Spent oil shale, a waste of this process, is usually removed and disposed of in above ground disposal units or is placed back into mined out voids.
Based on the data we’ve evaluated and described in this notice, we believe spent oil shale is very unlikely to exhibit a hazardous characteristic under RCRA Subtitle C.
Shale oil flowing out of above ground operations must be cleaned of contaminants and/or be “upgraded” to make a range of products. Shale oil “cleaning” often involves the removal of sulfur. Shale oil upgrading generally includes additional processing equivalent to crude oil hydrocracking (required to convert oil-shale distillates to gasoline). Upgrading also removes arsenic and nitrogen using hydrotreating.
An upgrade facility could generate over 3,000 metric tons per year of spent catalysts, treatment chemicals, and sludges and byproduct wastes. Upgrade wastes of concern may include (at a 1 million tpd plant) 5400 tons per year of spent hydrotreater guard bed catalyst containing 20 percent arsenic and potentially hazardous API separator bottoms which may generate 7200 tons per year.

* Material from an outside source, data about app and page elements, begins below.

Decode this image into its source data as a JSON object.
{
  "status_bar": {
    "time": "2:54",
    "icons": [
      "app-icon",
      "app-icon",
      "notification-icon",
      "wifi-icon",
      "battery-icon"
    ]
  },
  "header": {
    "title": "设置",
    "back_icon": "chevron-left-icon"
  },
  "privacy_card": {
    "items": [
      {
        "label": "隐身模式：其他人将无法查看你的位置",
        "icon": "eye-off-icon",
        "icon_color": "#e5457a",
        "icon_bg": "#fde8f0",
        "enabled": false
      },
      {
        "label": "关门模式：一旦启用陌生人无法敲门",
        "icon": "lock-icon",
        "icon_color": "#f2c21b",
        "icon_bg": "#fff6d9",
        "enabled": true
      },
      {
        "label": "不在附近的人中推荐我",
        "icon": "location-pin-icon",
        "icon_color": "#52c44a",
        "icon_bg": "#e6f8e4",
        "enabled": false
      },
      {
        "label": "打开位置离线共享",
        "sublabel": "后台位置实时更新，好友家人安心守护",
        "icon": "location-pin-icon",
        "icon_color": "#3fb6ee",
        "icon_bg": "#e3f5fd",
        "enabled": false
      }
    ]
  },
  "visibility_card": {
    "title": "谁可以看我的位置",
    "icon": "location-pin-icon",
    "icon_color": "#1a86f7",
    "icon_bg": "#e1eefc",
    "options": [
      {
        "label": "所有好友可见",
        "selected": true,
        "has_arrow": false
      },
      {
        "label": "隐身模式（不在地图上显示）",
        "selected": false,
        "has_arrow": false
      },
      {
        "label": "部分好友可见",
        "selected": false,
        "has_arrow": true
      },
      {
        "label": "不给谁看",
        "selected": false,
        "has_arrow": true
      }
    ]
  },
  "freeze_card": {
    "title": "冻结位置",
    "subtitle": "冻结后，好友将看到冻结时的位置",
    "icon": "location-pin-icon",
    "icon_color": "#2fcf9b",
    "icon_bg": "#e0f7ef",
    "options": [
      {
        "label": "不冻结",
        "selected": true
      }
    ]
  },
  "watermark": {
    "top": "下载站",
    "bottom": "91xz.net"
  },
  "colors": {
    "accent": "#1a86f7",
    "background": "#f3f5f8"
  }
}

Wastes from the upgrade operations are not exempt from hazardous waste requirements, and may, in some cases, exhibit a hazardous characteristic. EPA is not addressing or seeking comment on those wastes, which are of much smaller volume relative to the spent oil shale.